▸ **Directions for this task**
When a line in the records contains the string "Berufskenntnis", copy that line.
=== Entries supplied ===
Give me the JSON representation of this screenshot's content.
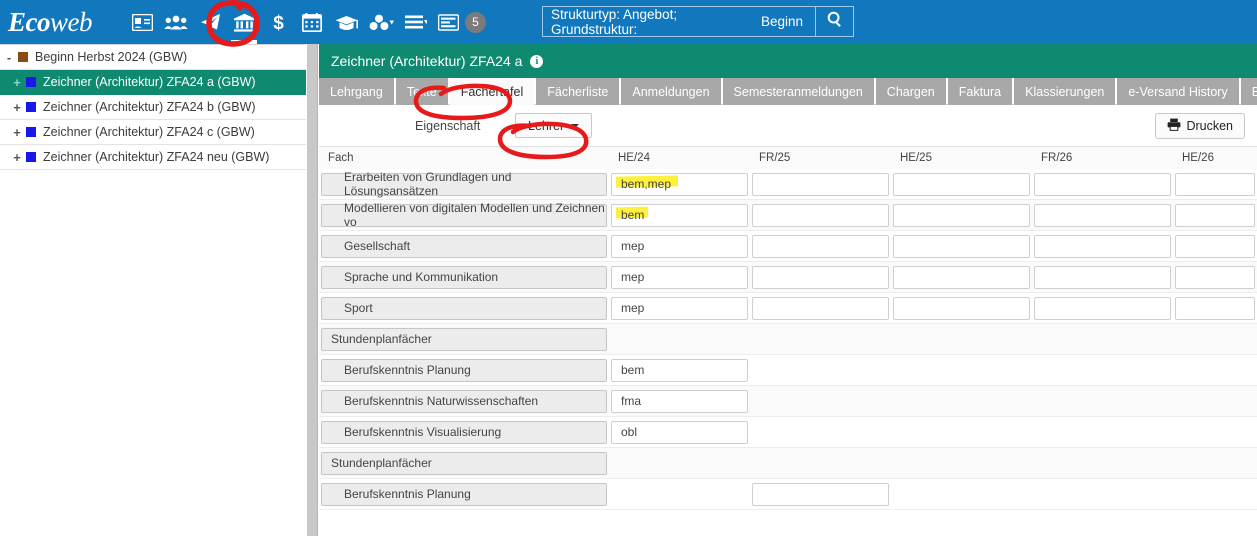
{
  "app": {
    "brand_eco": "Eco",
    "brand_web": "web"
  },
  "topbar": {
    "icons": [
      {
        "name": "id-card-icon",
        "label": "Kontakte"
      },
      {
        "name": "users-icon",
        "label": "Personengruppen"
      },
      {
        "name": "paper-plane-icon",
        "label": "Versand"
      },
      {
        "name": "bank-icon",
        "label": "Institution"
      },
      {
        "name": "dollar-icon",
        "label": "Finanzen"
      },
      {
        "name": "calendar-icon",
        "label": "Kalender"
      },
      {
        "name": "graduation-cap-icon",
        "label": "Ausbildung"
      },
      {
        "name": "sitemap-icon",
        "label": "Struktur"
      },
      {
        "name": "list-icon",
        "label": "Listen"
      },
      {
        "name": "tasks-icon",
        "label": "Aufgaben"
      }
    ],
    "badge_count": "5"
  },
  "search": {
    "label": "Strukturtyp: Angebot; Grundstruktur:",
    "value": "Beginn",
    "button_icon": "search-icon"
  },
  "sidebar": {
    "nodes": [
      {
        "label": "Beginn Herbst 2024 (GBW)",
        "expander": "-",
        "color": "brown",
        "level": 1,
        "selected": false
      },
      {
        "label": "Zeichner (Architektur) ZFA24 a (GBW)",
        "expander": "+",
        "color": "blue",
        "level": 2,
        "selected": true
      },
      {
        "label": "Zeichner (Architektur) ZFA24 b (GBW)",
        "expander": "+",
        "color": "blue",
        "level": 2,
        "selected": false
      },
      {
        "label": "Zeichner (Architektur) ZFA24 c (GBW)",
        "expander": "+",
        "color": "blue",
        "level": 2,
        "selected": false
      },
      {
        "label": "Zeichner (Architektur) ZFA24 neu (GBW)",
        "expander": "+",
        "color": "blue",
        "level": 2,
        "selected": false
      }
    ]
  },
  "panel": {
    "title": "Zeichner (Architektur) ZFA24 a",
    "info_icon": "info-icon",
    "tabs": [
      {
        "label": "Lehrgang",
        "active": false
      },
      {
        "label": "Texte",
        "active": false
      },
      {
        "label": "Fächertafel",
        "active": true
      },
      {
        "label": "Fächerliste",
        "active": false
      },
      {
        "label": "Anmeldungen",
        "active": false
      },
      {
        "label": "Semesteranmeldungen",
        "active": false
      },
      {
        "label": "Chargen",
        "active": false
      },
      {
        "label": "Faktura",
        "active": false
      },
      {
        "label": "Klassierungen",
        "active": false
      },
      {
        "label": "e-Versand History",
        "active": false
      },
      {
        "label": "Berichte",
        "active": false
      }
    ],
    "toolbar": {
      "eigenschaft_label": "Eigenschaft",
      "dropdown_value": "Lehrer",
      "print_label": "Drucken",
      "print_icon": "printer-icon"
    }
  },
  "table": {
    "columns": [
      "Fach",
      "HE/24",
      "FR/25",
      "HE/25",
      "FR/26",
      "HE/26"
    ],
    "rows": [
      {
        "fach": "Erarbeiten von Grundlagen und Lösungsansätzen",
        "indent": true,
        "group": false,
        "values": [
          "bem,mep",
          "",
          "",
          "",
          ""
        ],
        "boxes": [
          true,
          true,
          true,
          true,
          true
        ],
        "highlight": 0
      },
      {
        "fach": "Modellieren von digitalen Modellen und Zeichnen vo",
        "indent": true,
        "group": false,
        "values": [
          "bem",
          "",
          "",
          "",
          ""
        ],
        "boxes": [
          true,
          true,
          true,
          true,
          true
        ],
        "highlight": 0
      },
      {
        "fach": "Gesellschaft",
        "indent": true,
        "group": false,
        "values": [
          "mep",
          "",
          "",
          "",
          ""
        ],
        "boxes": [
          true,
          true,
          true,
          true,
          true
        ],
        "highlight": -1
      },
      {
        "fach": "Sprache und Kommunikation",
        "indent": true,
        "group": false,
        "values": [
          "mep",
          "",
          "",
          "",
          ""
        ],
        "boxes": [
          true,
          true,
          true,
          true,
          true
        ],
        "highlight": -1
      },
      {
        "fach": "Sport",
        "indent": true,
        "group": false,
        "values": [
          "mep",
          "",
          "",
          "",
          ""
        ],
        "boxes": [
          true,
          true,
          true,
          true,
          true
        ],
        "highlight": -1
      },
      {
        "fach": "Stundenplanfächer",
        "indent": false,
        "group": true,
        "values": [
          "",
          "",
          "",
          "",
          ""
        ],
        "boxes": [
          false,
          false,
          false,
          false,
          false
        ],
        "highlight": -1
      },
      {
        "fach": "Berufskenntnis Planung",
        "indent": true,
        "group": false,
        "values": [
          "bem",
          "",
          "",
          "",
          ""
        ],
        "boxes": [
          true,
          false,
          false,
          false,
          false
        ],
        "highlight": -1
      },
      {
        "fach": "Berufskenntnis Naturwissenschaften",
        "indent": true,
        "group": false,
        "values": [
          "fma",
          "",
          "",
          "",
          ""
        ],
        "boxes": [
          true,
          false,
          false,
          false,
          false
        ],
        "highlight": -1
      },
      {
        "fach": "Berufskenntnis Visualisierung",
        "indent": true,
        "group": false,
        "values": [
          "obl",
          "",
          "",
          "",
          ""
        ],
        "boxes": [
          true,
          false,
          false,
          false,
          false
        ],
        "highlight": -1
      },
      {
        "fach": "Stundenplanfächer",
        "indent": false,
        "group": true,
        "values": [
          "",
          "",
          "",
          "",
          ""
        ],
        "boxes": [
          false,
          false,
          false,
          false,
          false
        ],
        "highlight": -1
      },
      {
        "fach": "Berufskenntnis Planung",
        "indent": true,
        "group": false,
        "values": [
          "",
          "",
          "",
          "",
          ""
        ],
        "boxes": [
          false,
          true,
          false,
          false,
          false
        ],
        "highlight": -1
      }
    ]
  },
  "annotations": {
    "accent_red": "#e81919",
    "highlight_yellow": "#ffef2e",
    "marks": [
      {
        "name": "annotation-circle-bank-icon",
        "shape": "ellipse"
      },
      {
        "name": "annotation-circle-faechertafel-tab",
        "shape": "ellipse"
      },
      {
        "name": "annotation-circle-lehrer-dropdown",
        "shape": "ellipse"
      }
    ]
  }
}
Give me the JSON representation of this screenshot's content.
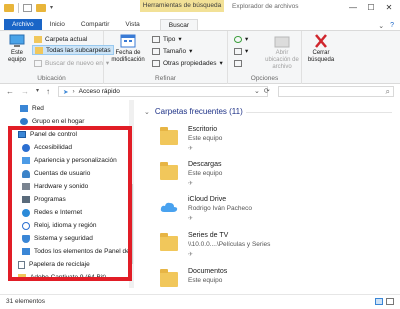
{
  "window": {
    "contextual_header": "Herramientas de búsqueda",
    "title": "Explorador de archivos",
    "controls": [
      "—",
      "☐",
      "✕"
    ]
  },
  "tabs": {
    "file": "Archivo",
    "home": "Inicio",
    "share": "Compartir",
    "view": "Vista",
    "search": "Buscar",
    "help": "?"
  },
  "ribbon": {
    "this_pc": "Este equipo",
    "current_folder": "Carpeta actual",
    "all_subfolders": "Todas las subcarpetas",
    "search_again_in": "Buscar de nuevo en",
    "location_label": "Ubicación",
    "modified_date": "Fecha de modificación",
    "type": "Tipo",
    "size": "Tamaño",
    "other_properties": "Otras propiedades",
    "refine_label": "Refinar",
    "open_location": "Abrir ubicación de archivo",
    "options_label": "Opciones",
    "close_search": "Cerrar búsqueda"
  },
  "address": {
    "path": "Acceso rápido"
  },
  "nav": {
    "items": [
      {
        "label": "Red"
      },
      {
        "label": "Grupo en el hogar"
      },
      {
        "label": "Panel de control"
      },
      {
        "label": "Accesibilidad"
      },
      {
        "label": "Apariencia y personalización"
      },
      {
        "label": "Cuentas de usuario"
      },
      {
        "label": "Hardware y sonido"
      },
      {
        "label": "Programas"
      },
      {
        "label": "Redes e Internet"
      },
      {
        "label": "Reloj, idioma y región"
      },
      {
        "label": "Sistema y seguridad"
      },
      {
        "label": "Todos los elementos de Panel de"
      },
      {
        "label": "Papelera de reciclaje"
      },
      {
        "label": "Adobe Captivate 9 (64 Bit)"
      }
    ]
  },
  "content": {
    "section_title": "Carpetas frecuentes (11)",
    "folders": [
      {
        "name": "Escritorio",
        "location": "Este equipo"
      },
      {
        "name": "Descargas",
        "location": "Este equipo"
      },
      {
        "name": "iCloud Drive",
        "location": "Rodrigo Iván Pacheco"
      },
      {
        "name": "Series de TV",
        "location": "\\\\10.0.0....\\Películas y Series"
      },
      {
        "name": "Documentos",
        "location": "Este equipo"
      }
    ]
  },
  "status": {
    "count": "31 elementos"
  },
  "colors": {
    "file_tab": "#1a65c7",
    "contextual": "#f2e197",
    "highlight": "#e11d26",
    "folder": "#f1c75b",
    "section": "#1e3287"
  }
}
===
▸ **Task output**
        "fach": "Berufskenntnis Planung",
        "fach": "Berufskenntnis Naturwissenschaften",
        "fach": "Berufskenntnis Visualisierung",
        "fach": "Berufskenntnis Planung",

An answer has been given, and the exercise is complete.